# Activity
Nothing but the records, repeated exactly, should form the response.

# Material supplied
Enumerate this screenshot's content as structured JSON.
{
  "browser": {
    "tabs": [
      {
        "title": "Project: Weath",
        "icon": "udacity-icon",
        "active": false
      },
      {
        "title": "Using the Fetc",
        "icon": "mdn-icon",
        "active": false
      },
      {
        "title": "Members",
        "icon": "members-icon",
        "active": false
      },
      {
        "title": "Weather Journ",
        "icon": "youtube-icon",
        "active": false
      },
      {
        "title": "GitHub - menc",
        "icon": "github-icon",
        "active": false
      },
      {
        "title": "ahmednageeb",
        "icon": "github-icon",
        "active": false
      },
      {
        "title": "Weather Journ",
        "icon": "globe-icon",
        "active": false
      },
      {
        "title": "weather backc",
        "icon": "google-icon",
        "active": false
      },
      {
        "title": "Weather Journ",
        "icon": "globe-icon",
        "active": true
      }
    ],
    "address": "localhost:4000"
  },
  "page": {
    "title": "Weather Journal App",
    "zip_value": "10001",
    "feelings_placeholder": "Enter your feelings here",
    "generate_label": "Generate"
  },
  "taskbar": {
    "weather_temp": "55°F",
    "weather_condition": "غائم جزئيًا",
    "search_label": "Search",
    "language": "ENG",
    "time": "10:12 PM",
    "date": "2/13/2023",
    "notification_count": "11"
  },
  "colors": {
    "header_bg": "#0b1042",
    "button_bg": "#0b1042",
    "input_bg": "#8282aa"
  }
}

# Exercise result
Enumerate this screenshot's content as structured JSON.
{
  "browser": {
    "tabs": [
      {
        "title": "Project: Weath",
        "icon": "udacity-icon",
        "active": false
      },
      {
        "title": "Using the Fetc",
        "icon": "mdn-icon",
        "active": false
      },
      {
        "title": "Members",
        "icon": "members-icon",
        "active": false
      },
      {
        "title": "Weather Journ",
        "icon": "youtube-icon",
        "active": false
      },
      {
        "title": "GitHub - menc",
        "icon": "github-icon",
        "active": false
      },
      {
        "title": "ahmednageeb",
        "icon": "github-icon",
        "active": false
      },
      {
        "title": "Weather Journ",
        "icon": "globe-icon",
        "active": false
      },
      {
        "title": "weather backc",
        "icon": "google-icon",
        "active": false
      },
      {
        "title": "Weather Journ",
        "icon": "globe-icon",
        "active": true
      }
    ],
    "address": "localhost:4000"
  },
  "page": {
    "title": "Weather Journal App",
    "zip_value": "10001",
    "feelings_placeholder": "Enter your feelings here",
    "generate_label": "Generate"
  },
  "taskbar": {
    "weather_temp": "55°F",
    "weather_condition": "غائم جزئيًا",
    "search_label": "Search",
    "language": "ENG",
    "time": "10:12 PM",
    "date": "2/13/2023",
    "notification_count": "11"
  },
  "colors": {
    "header_bg": "#0b1042",
    "button_bg": "#0b1042",
    "input_bg": "#8282aa"
  }
}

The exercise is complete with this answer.